6. Giraffes can kill a lion with one swift kick. Don’t get me wrong here. I am not advocating violence, and certainly not killing anyone or anything. I am a vegan and so is our giraffe friend! Giraffes are vegans. How can you not love that? But sometimes we need to kick the lyin’ lions right in the behind. We need to kick and scream to make sure funding for housing and healthcare and food stamps is increased and not decreased. We need to kick and scream to make sure Medicaid expansion happens in red states and not just blue states. We need to kick and scream to ensure that jails are not the largest mental health providers in our states, but that community mental health and housing providers are!

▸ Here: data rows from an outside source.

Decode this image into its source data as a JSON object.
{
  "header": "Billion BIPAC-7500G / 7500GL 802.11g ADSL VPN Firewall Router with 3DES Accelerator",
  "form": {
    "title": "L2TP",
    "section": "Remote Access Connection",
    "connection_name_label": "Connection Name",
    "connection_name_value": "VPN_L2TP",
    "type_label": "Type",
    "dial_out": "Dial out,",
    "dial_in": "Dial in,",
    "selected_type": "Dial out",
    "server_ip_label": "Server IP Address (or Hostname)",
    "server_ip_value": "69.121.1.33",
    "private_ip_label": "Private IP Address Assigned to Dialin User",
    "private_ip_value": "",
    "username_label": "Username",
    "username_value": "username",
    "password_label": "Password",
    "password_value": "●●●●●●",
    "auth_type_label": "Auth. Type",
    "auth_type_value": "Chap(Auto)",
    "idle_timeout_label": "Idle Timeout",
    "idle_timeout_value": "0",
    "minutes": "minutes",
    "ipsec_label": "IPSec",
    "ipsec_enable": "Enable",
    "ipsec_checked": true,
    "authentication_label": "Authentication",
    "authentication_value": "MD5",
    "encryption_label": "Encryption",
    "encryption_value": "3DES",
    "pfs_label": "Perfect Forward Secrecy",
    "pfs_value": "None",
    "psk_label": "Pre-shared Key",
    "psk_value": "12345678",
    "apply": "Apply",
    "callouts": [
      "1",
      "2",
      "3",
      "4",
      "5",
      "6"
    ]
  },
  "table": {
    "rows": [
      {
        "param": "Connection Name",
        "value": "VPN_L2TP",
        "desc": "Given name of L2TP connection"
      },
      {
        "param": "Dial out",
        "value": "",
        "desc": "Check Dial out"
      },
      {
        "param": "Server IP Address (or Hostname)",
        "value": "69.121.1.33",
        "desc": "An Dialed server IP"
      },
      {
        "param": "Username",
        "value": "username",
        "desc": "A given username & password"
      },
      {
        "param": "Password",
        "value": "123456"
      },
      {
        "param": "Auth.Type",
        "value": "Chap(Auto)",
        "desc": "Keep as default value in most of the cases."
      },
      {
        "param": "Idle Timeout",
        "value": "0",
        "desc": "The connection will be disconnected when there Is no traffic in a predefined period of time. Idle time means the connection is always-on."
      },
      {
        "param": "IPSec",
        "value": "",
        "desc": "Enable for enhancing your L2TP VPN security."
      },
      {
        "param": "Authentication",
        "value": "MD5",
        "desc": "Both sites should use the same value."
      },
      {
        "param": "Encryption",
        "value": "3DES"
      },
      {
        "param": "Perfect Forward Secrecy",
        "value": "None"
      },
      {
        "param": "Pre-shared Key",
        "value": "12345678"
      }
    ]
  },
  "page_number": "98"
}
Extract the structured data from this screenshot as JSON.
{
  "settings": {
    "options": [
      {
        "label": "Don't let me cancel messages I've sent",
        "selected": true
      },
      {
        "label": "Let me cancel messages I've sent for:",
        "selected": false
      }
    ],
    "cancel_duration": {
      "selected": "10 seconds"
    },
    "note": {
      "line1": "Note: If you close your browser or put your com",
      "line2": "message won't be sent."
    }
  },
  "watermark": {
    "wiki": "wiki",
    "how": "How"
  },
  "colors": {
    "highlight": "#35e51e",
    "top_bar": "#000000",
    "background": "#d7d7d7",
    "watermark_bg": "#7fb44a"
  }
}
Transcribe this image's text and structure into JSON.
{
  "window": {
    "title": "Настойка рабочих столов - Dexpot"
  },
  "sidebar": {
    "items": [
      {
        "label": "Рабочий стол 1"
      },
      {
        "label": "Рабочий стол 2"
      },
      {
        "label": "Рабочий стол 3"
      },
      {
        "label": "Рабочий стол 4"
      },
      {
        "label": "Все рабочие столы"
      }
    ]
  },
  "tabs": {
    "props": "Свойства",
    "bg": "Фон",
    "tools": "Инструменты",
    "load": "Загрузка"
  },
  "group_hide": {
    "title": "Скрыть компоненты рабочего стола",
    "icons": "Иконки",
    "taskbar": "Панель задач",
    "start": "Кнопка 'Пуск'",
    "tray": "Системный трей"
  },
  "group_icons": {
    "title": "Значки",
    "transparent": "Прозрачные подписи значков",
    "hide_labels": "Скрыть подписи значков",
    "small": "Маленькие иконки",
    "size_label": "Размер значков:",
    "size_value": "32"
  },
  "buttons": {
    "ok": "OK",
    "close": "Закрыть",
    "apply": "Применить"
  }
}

We need to kick the lion.
7. Giraffes nap and give birth standing up. This says it all. We are the consummate multi-taskers with no time to waste. Eat, work, nap, give birth, repeat.
8. Giraffes have 4 stomachs. As do we. You didn’t know that? One for the nourishment we need physically and emotionally to do the hard work we do, and 3 for everything we have to stomach from those who try to stigmatize, marginalize, and ostracize our clients and agencies. We have 4 stomachs and we have abs of steel.
9. Giraffes stick out their necks and love to neck! We don’t want or need to be popular. We stick our necks out for those who need us the most. But we also like to neck, to have fun, to horse or giraffe around. This is hard work but we make it fun!
10. Giraffe hearts are 24 pounds and 2 feet in length. What a metaphor this is. I use the word love almost every day when I talk about my staff, our clients, our volunteers, our work, and our sector.
Those in our field can only do this work if they have giraffe-sized hearts. Commitment to social justice—critical. Belief in a better and more fair society—sine qua non. Smarts to fix seemingly intractable problems—required!
But what it really takes, above all, is heart. Kindness and compassion. A softness and a gentleness of spirit. Loving kindness.
So you, my friends and colleagues, you are giraffes. Our clients are giraffes. Our donors and our patrons are giraffes. And our politicians who are using our money and their power to change systems to create fairness and freedom, housing and healthcare, they are giraffes.
I thank you and honor you for your voices and for giving voice to others.
I thank you and honor you for your indefatigable spirit.
I thank you and honor you for being strong, and peaceful, and fierce, and fast.
I thank you and honor you for having stomachs and necks and hearts second to none.
As two of my heroes, Martin Luther King, Jr, and John Lennon would say.
All we need is love, and a revolution.
I would add: and more giraffes.